Poor body image is affecting the happiness of gay men, according to results of the 2011 Sex Now Survey, presented at a recent gay men’s health conference in Vancouver.
“It’s one of those issues which comes out very prominently in gay men — particularly with reference to bisexual men and straight men in this survey — that gay men are much more conscious of these things and much less satisfied with their own bodies,” says Terry Trussler, of Vancouver’s Community Based Research Centre (CBRC), who presented these findings at the Beyond Behaviours conference at SFU Harbour Centre on April 15.

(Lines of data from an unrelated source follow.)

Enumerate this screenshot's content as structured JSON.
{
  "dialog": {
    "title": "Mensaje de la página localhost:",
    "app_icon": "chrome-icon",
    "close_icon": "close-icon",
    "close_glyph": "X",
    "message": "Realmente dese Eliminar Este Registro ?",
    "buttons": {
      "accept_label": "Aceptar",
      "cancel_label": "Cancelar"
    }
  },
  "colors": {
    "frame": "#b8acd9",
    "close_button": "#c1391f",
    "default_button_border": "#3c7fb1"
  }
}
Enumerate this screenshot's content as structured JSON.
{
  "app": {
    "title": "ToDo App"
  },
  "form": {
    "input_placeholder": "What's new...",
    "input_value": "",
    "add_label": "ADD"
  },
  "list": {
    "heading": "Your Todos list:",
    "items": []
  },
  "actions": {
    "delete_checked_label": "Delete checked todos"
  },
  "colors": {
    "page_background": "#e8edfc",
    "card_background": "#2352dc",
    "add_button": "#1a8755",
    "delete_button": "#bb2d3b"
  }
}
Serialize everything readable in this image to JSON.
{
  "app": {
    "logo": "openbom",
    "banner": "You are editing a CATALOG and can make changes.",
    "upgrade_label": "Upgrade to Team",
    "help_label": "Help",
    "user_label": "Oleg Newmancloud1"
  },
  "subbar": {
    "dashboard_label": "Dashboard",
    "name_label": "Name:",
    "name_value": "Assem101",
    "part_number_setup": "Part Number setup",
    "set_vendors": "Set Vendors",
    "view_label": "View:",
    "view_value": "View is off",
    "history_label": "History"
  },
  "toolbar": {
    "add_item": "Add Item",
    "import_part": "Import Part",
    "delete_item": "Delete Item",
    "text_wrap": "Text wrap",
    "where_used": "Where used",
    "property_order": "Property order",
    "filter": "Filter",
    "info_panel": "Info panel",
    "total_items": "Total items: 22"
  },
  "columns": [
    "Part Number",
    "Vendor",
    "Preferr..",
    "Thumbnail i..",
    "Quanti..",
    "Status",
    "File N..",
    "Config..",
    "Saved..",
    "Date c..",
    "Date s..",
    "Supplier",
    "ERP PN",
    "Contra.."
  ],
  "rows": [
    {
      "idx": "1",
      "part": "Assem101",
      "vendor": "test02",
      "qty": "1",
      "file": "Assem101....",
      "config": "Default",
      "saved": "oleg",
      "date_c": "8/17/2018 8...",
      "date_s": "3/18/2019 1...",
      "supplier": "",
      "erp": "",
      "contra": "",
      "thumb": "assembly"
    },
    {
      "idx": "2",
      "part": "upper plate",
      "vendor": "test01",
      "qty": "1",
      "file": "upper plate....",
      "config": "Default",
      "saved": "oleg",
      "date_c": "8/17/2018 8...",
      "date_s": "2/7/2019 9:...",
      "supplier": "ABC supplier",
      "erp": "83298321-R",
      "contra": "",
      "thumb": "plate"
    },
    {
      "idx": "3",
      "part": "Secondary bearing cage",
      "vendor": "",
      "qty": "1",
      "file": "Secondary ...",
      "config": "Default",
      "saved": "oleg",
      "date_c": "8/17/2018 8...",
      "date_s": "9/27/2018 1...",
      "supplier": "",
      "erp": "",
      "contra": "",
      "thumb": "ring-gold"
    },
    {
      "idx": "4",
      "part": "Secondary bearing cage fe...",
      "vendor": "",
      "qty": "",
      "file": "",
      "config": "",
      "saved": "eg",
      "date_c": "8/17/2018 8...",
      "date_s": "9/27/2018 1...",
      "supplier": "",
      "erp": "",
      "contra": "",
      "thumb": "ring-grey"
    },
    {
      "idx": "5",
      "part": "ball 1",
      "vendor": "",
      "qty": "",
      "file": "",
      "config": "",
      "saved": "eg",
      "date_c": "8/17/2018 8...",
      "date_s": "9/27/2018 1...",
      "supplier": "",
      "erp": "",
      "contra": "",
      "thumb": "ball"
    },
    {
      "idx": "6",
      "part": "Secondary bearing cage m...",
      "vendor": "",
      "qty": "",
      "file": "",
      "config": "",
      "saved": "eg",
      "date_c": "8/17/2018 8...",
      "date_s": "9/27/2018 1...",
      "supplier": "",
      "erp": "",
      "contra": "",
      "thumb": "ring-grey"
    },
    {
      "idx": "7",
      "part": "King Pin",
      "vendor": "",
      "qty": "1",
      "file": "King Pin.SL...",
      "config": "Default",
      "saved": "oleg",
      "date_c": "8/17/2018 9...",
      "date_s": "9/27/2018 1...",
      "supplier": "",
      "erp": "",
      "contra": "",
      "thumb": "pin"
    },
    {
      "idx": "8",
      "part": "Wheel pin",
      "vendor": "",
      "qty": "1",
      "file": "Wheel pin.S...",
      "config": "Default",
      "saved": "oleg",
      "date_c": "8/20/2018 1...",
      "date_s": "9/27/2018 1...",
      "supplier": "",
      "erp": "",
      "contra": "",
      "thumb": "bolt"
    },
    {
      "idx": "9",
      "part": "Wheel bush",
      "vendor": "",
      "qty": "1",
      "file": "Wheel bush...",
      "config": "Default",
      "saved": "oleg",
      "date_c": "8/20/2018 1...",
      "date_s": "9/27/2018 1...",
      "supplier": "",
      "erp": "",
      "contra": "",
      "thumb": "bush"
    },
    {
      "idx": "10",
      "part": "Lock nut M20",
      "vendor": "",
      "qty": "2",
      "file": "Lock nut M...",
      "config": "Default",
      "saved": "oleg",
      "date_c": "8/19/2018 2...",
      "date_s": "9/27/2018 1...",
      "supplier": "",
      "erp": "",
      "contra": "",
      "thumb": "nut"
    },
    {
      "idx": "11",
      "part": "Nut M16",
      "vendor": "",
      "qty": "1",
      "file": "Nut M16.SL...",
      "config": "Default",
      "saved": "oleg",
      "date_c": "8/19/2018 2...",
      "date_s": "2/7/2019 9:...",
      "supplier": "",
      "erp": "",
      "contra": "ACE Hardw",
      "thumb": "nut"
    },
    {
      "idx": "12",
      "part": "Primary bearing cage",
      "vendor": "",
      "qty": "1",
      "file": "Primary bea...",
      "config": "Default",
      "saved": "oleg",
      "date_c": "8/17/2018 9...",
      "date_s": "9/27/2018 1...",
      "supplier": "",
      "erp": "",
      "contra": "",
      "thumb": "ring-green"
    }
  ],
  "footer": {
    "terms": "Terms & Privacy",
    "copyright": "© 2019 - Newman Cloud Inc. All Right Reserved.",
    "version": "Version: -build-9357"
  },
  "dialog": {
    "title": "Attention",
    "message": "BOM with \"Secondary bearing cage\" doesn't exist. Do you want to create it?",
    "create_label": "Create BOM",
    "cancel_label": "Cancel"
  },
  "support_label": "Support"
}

“They aren’t happy with their body, and so we see this in wanting to lose weight, wanting to feel more muscular, wanting to present better to their guys; that’s the best way to put it,” Trussler says.
“So this comes in a lot of different ways. It comes in gay men’s eating habits, it comes in exercise, and so there’s a lot of gay men who are members of gyms because they are trying to muscle up and lose weight and so on.”
Beyond Behaviours: Uncovering the Social Production of HIV Epidemics Among Gay Men was hosted by the CBRC in collaboration with Universities Without Walls and followed the Canadian Association for HIV Research (CAHR) conference, which took place in Vancouver from April 11 to 14.
“Over the years [CAHR] has not made as much room for gay men’s research, particularly the research that is trying to challenge the dominant biomedical model,” says CBRC research director Olivier Ferlatte.
“There are always a lot of people travelling to the CAHR conference,” Ferlatte adds, so CBRC conference organizers hoped to engage people nationally, who were already coming to town for the larger HIV conference.
The participants of the CBRC conference, which attracted 90 attendees, attempted to move the discussion of HIV beyond condoms and risk to address some of the social factors that come into play with respect to gay men and HIV.
“There’s a lot of us that have been pushing for this agenda to stop looking at HIV risk and try to go beyond behaviour, which was the theme of the conference,” Ferlatte says. “We have been having this conversation for such a long time, but I don’t think we’ve had it in such an organized way. So hopefully, that will help us because we all feel challenges to go beyond this and do the research in our practice.”
The CBRC conference opened with a talk by Adam Isaiah Green, an associate professor of sociology at the University of Toronto who provided an overview of the history of the HIV epidemic and the various approaches to the epidemic.
“The point is that unprotected intercourse is determined by so many different factors that one might rightly ask if the very question that you’ve been asking for 30 years — ‘Why do gay and bisexual men have unsafe sex?’ — is not the right question at all,” he says.
“Ironically, the very question ‘Why do gay men have unsafe sex?’ seems to rest upon the assumptions and roles we are trying to fight against, which is the assumption of the rational actor whose practices will respond appropriately to protect his health, putting his safety before pleasure.”
Scott Harrison, a nurse for Providence Health and president of the Canadian Association of Nurses in AIDS Care, suggested the prognosis was not looking good for young gay men who, he says, are not getting an adequate sex education.
“We still see, unfortunately, lots of very young gay men, 17 and 18, seroconverting or coming to us with sexually transmitted infections after their first sexual debut, and they really know very, very little about their own bodies: how it functions or what gay sex even looks like,” Harrison says. “They learn what it looks like when they got a dick in their hand and it’s a bit late.
“Their heterosexual counterparts have much more input in the schooling system regarding safe-sex practices, and a lot of young gay men are learning about sex by watching porn, and they wonder when you stick a dick in without lube they go ‘ow’ and not ‘yeah.’”
Green says that studies regarding HIV transmission among men who have sex with men in North America, Western Europe, Scandinavia and Australia suggest that prevention work has not abated HIV transmission.
“It’s a bit like a never-ending tsunami,” he says. “HIV continues with wave after wave of new infection, so just when we think we may have the upper hand on the virus it seems to elude our prevention campaigns, or it calls for a continuous reinvention of those campaigns and adaptation of those campaigns to ever-changing target populations.
“Indeed, with respect to ending the HIV epidemic once and for all, we may indeed need to move beyond behaviours in some sense.”